__TASK REQUIREMENTS__.
Count each line below that has the word "title" in it, and give only the total.

[Stored data]
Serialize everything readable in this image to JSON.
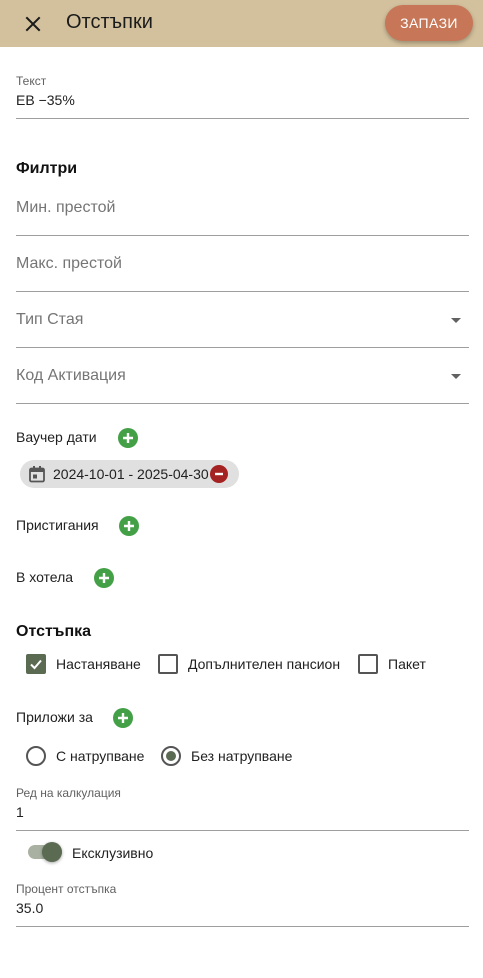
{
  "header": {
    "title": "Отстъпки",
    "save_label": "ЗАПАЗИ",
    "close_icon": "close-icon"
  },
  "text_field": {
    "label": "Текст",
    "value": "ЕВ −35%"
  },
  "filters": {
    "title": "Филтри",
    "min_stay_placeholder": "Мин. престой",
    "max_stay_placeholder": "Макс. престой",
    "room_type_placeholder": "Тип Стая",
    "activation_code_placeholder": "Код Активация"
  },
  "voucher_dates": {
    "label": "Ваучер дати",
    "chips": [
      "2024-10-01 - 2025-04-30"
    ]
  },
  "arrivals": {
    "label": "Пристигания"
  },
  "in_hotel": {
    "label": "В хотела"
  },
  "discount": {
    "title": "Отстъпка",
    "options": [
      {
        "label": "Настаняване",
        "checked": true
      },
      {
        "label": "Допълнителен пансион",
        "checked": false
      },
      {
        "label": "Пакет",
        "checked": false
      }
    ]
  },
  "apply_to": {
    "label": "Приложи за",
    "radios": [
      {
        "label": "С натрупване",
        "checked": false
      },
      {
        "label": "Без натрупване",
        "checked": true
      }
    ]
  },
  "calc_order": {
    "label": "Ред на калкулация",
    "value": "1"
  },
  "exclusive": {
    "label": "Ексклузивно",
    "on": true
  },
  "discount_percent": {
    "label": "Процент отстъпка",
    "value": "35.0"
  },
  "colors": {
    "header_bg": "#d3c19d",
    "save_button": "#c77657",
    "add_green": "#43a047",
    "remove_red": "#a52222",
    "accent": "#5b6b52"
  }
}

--

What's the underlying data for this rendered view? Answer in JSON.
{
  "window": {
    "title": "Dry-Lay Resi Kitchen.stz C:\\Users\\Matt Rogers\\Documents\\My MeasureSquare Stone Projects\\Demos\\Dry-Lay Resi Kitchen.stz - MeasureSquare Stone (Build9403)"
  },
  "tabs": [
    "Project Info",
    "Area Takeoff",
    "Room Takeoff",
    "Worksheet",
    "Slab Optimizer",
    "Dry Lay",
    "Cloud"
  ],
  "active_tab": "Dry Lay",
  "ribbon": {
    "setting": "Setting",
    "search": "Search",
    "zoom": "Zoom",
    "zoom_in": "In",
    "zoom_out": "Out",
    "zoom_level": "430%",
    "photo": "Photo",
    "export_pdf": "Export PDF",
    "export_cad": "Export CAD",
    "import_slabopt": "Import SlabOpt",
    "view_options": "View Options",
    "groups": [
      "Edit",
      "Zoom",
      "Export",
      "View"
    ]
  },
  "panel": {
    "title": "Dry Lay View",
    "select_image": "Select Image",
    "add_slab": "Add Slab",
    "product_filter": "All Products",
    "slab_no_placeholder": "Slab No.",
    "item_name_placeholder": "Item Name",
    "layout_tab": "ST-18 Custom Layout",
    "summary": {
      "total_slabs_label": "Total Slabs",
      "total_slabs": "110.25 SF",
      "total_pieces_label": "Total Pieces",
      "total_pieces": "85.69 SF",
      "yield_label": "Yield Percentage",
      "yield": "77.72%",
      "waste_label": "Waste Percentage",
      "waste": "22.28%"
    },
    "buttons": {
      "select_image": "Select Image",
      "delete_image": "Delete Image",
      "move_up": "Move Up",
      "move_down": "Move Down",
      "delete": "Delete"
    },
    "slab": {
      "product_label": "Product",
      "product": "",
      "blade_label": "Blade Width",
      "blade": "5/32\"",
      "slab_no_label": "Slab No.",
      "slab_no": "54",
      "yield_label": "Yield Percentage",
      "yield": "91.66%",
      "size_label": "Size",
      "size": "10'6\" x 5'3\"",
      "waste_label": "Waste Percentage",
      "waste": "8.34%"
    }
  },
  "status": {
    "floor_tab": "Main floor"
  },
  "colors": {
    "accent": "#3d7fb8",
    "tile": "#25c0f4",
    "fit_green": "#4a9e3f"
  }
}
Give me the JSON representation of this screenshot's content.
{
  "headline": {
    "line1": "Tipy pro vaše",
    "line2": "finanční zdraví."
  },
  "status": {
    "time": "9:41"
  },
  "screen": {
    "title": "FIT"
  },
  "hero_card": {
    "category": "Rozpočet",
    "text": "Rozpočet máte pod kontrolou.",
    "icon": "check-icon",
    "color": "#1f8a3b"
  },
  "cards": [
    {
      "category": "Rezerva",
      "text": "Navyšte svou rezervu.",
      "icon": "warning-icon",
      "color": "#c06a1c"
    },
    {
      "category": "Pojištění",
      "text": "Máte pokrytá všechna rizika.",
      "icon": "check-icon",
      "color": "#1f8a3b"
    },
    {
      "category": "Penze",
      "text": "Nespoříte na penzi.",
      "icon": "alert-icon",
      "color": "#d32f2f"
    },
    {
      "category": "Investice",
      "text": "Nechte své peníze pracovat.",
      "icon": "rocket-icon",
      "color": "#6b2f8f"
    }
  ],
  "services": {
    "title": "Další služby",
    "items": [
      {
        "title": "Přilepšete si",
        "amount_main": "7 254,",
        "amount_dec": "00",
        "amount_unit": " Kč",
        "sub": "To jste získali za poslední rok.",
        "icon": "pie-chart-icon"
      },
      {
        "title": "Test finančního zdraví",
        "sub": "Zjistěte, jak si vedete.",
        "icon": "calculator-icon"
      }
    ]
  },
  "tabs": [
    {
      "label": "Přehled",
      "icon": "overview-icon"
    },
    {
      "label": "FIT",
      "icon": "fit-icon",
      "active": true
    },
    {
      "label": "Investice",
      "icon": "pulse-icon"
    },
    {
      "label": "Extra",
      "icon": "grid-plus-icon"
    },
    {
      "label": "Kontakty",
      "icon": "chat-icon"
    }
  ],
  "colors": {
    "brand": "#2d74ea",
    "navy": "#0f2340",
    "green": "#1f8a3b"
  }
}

__SOLUTION TO THIS TASK__.
9